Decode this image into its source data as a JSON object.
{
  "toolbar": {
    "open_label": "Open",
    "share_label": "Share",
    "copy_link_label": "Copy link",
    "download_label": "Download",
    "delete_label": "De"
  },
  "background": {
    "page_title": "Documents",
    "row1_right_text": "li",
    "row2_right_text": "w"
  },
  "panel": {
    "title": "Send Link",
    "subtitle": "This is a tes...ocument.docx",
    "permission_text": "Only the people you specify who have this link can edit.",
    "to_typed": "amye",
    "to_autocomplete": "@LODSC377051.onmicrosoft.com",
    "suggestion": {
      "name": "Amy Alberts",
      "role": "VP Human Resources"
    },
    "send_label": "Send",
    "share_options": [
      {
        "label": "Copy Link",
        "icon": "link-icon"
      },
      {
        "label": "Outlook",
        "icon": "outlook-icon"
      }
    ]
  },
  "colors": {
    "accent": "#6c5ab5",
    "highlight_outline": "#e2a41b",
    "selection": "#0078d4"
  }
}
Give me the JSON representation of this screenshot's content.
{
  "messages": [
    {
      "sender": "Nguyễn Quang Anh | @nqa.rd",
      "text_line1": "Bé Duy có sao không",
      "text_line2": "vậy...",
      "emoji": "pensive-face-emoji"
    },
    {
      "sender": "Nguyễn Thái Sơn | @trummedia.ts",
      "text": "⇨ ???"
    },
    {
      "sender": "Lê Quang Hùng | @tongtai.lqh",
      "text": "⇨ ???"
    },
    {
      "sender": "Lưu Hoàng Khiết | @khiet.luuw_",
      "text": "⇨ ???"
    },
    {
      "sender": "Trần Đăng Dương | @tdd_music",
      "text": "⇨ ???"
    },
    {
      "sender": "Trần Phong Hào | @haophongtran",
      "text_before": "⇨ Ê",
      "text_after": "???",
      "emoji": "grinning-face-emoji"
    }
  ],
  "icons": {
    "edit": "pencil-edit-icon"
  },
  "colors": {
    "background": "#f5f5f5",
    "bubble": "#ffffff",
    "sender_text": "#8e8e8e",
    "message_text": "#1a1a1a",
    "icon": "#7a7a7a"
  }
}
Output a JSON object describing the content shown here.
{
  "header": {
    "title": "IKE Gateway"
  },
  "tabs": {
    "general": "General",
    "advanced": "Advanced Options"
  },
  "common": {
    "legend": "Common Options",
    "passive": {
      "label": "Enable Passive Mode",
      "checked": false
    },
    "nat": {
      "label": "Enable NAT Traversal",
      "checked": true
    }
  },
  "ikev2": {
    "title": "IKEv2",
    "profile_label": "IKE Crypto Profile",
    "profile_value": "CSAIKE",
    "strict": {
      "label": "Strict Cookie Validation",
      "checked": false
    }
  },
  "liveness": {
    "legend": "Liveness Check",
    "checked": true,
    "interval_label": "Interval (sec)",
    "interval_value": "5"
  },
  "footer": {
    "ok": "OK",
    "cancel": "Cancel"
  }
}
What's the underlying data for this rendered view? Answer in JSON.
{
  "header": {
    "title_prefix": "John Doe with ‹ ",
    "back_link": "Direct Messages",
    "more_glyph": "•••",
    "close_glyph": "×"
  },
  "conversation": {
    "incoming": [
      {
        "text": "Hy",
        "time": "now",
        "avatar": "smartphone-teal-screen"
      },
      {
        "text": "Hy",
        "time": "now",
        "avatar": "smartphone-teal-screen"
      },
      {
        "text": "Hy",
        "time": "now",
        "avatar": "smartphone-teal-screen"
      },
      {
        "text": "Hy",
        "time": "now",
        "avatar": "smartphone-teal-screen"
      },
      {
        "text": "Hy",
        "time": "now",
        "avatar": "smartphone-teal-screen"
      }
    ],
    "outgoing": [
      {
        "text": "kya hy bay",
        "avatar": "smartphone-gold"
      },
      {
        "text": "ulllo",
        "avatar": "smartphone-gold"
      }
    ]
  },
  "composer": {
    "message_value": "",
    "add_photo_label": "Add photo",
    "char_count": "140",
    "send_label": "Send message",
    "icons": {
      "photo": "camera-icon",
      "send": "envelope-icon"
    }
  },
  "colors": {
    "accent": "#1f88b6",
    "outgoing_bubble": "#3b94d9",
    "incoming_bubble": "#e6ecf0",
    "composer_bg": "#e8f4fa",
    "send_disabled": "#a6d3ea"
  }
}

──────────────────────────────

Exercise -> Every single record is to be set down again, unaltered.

Expected answer ->
Decode this image into its source data as a JSON object.
{
  "toolbar": {
    "open_label": "Open",
    "share_label": "Share",
    "copy_link_label": "Copy link",
    "download_label": "Download",
    "delete_label": "De"
  },
  "background": {
    "page_title": "Documents",
    "row1_right_text": "li",
    "row2_right_text": "w"
  },
  "panel": {
    "title": "Send Link",
    "subtitle": "This is a tes...ocument.docx",
    "permission_text": "Only the people you specify who have this link can edit.",
    "to_typed": "amye",
    "to_autocomplete": "@LODSC377051.onmicrosoft.com",
    "suggestion": {
      "name": "Amy Alberts",
      "role": "VP Human Resources"
    },
    "send_label": "Send",
    "share_options": [
      {
        "label": "Copy Link",
        "icon": "link-icon"
      },
      {
        "label": "Outlook",
        "icon": "outlook-icon"
      }
    ]
  },
  "colors": {
    "accent": "#6c5ab5",
    "highlight_outline": "#e2a41b",
    "selection": "#0078d4"
  }
}
Give me the JSON representation of this screenshot's content.
{
  "messages": [
    {
      "sender": "Nguyễn Quang Anh | @nqa.rd",
      "text_line1": "Bé Duy có sao không",
      "text_line2": "vậy...",
      "emoji": "pensive-face-emoji"
    },
    {
      "sender": "Nguyễn Thái Sơn | @trummedia.ts",
      "text": "⇨ ???"
    },
    {
      "sender": "Lê Quang Hùng | @tongtai.lqh",
      "text": "⇨ ???"
    },
    {
      "sender": "Lưu Hoàng Khiết | @khiet.luuw_",
      "text": "⇨ ???"
    },
    {
      "sender": "Trần Đăng Dương | @tdd_music",
      "text": "⇨ ???"
    },
    {
      "sender": "Trần Phong Hào | @haophongtran",
      "text_before": "⇨ Ê",
      "text_after": "???",
      "emoji": "grinning-face-emoji"
    }
  ],
  "icons": {
    "edit": "pencil-edit-icon"
  },
  "colors": {
    "background": "#f5f5f5",
    "bubble": "#ffffff",
    "sender_text": "#8e8e8e",
    "message_text": "#1a1a1a",
    "icon": "#7a7a7a"
  }
}
Output a JSON object describing the content shown here.
{
  "header": {
    "title": "IKE Gateway"
  },
  "tabs": {
    "general": "General",
    "advanced": "Advanced Options"
  },
  "common": {
    "legend": "Common Options",
    "passive": {
      "label": "Enable Passive Mode",
      "checked": false
    },
    "nat": {
      "label": "Enable NAT Traversal",
      "checked": true
    }
  },
  "ikev2": {
    "title": "IKEv2",
    "profile_label": "IKE Crypto Profile",
    "profile_value": "CSAIKE",
    "strict": {
      "label": "Strict Cookie Validation",
      "checked": false
    }
  },
  "liveness": {
    "legend": "Liveness Check",
    "checked": true,
    "interval_label": "Interval (sec)",
    "interval_value": "5"
  },
  "footer": {
    "ok": "OK",
    "cancel": "Cancel"
  }
}
What's the underlying data for this rendered view? Answer in JSON.
{
  "header": {
    "title_prefix": "John Doe with ‹ ",
    "back_link": "Direct Messages",
    "more_glyph": "•••",
    "close_glyph": "×"
  },
  "conversation": {
    "incoming": [
      {
        "text": "Hy",
        "time": "now",
        "avatar": "smartphone-teal-screen"
      },
      {
        "text": "Hy",
        "time": "now",
        "avatar": "smartphone-teal-screen"
      },
      {
        "text": "Hy",
        "time": "now",
        "avatar": "smartphone-teal-screen"
      },
      {
        "text": "Hy",
        "time": "now",
        "avatar": "smartphone-teal-screen"
      },
      {
        "text": "Hy",
        "time": "now",
        "avatar": "smartphone-teal-screen"
      }
    ],
    "outgoing": [
      {
        "text": "kya hy bay",
        "avatar": "smartphone-gold"
      },
      {
        "text": "ulllo",
        "avatar": "smartphone-gold"
      }
    ]
  },
  "composer": {
    "message_value": "",
    "add_photo_label": "Add photo",
    "char_count": "140",
    "send_label": "Send message",
    "icons": {
      "photo": "camera-icon",
      "send": "envelope-icon"
    }
  },
  "colors": {
    "accent": "#1f88b6",
    "outgoing_bubble": "#3b94d9",
    "incoming_bubble": "#e6ecf0",
    "composer_bg": "#e8f4fa",
    "send_disabled": "#a6d3ea"
  }
}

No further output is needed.